Collection entries:
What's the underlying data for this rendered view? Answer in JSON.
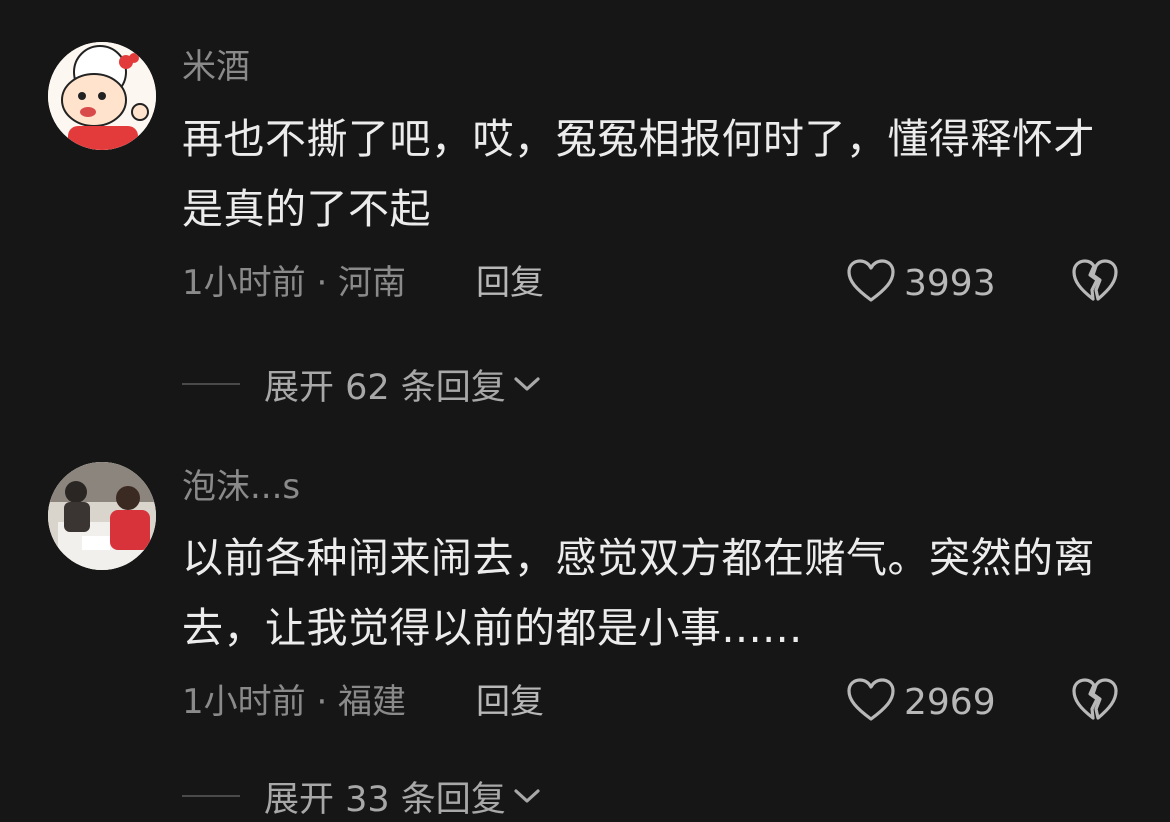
{
  "comments": [
    {
      "username": "米酒",
      "text": "再也不撕了吧，哎，冤冤相报何时了，懂得释怀才是真的了不起",
      "time_location": "1小时前 · 河南",
      "reply_label": "回复",
      "likes": "3993",
      "expand_label": "展开 62 条回复"
    },
    {
      "username": "泡沫...s",
      "text": "以前各种闹来闹去，感觉双方都在赌气。突然的离去，让我觉得以前的都是小事......",
      "time_location": "1小时前 · 福建",
      "reply_label": "回复",
      "likes": "2969",
      "expand_label": "展开 33 条回复"
    }
  ],
  "colors": {
    "background": "#161616",
    "text_primary": "#ececec",
    "text_secondary": "#8a8a8a"
  },
  "icons": {
    "like": "heart-outline-icon",
    "dislike": "broken-heart-icon",
    "expand": "chevron-down-icon"
  }
}
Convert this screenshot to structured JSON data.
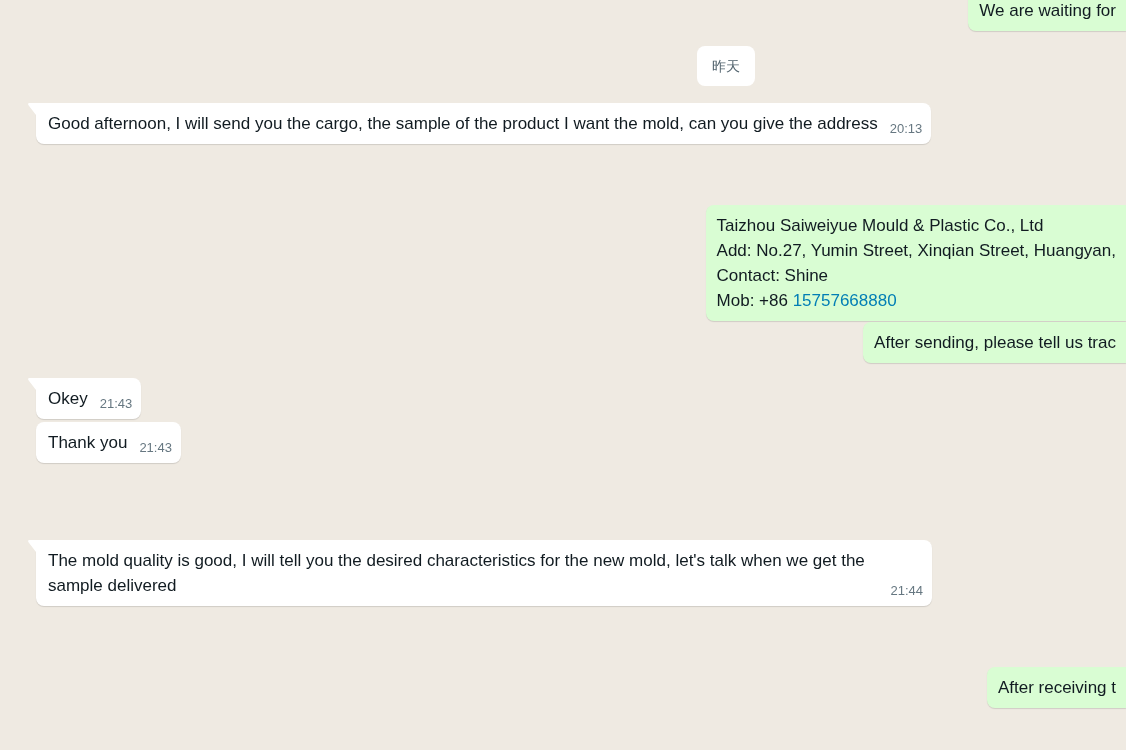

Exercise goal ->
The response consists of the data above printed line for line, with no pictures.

Solution to this problem ->
What's the underlying data for this rendered view? Answer in JSON.
{
  "comments": [
    {
      "username": "米酒",
      "text": "再也不撕了吧，哎，冤冤相报何时了，懂得释怀才是真的了不起",
      "time_location": "1小时前 · 河南",
      "reply_label": "回复",
      "likes": "3993",
      "expand_label": "展开 62 条回复"
    },
    {
      "username": "泡沫...s",
      "text": "以前各种闹来闹去，感觉双方都在赌气。突然的离去，让我觉得以前的都是小事......",
      "time_location": "1小时前 · 福建",
      "reply_label": "回复",
      "likes": "2969",
      "expand_label": "展开 33 条回复"
    }
  ],
  "colors": {
    "background": "#161616",
    "text_primary": "#ececec",
    "text_secondary": "#8a8a8a"
  },
  "icons": {
    "like": "heart-outline-icon",
    "dislike": "broken-heart-icon",
    "expand": "chevron-down-icon"
  }
}
Convert this screenshot to structured JSON data.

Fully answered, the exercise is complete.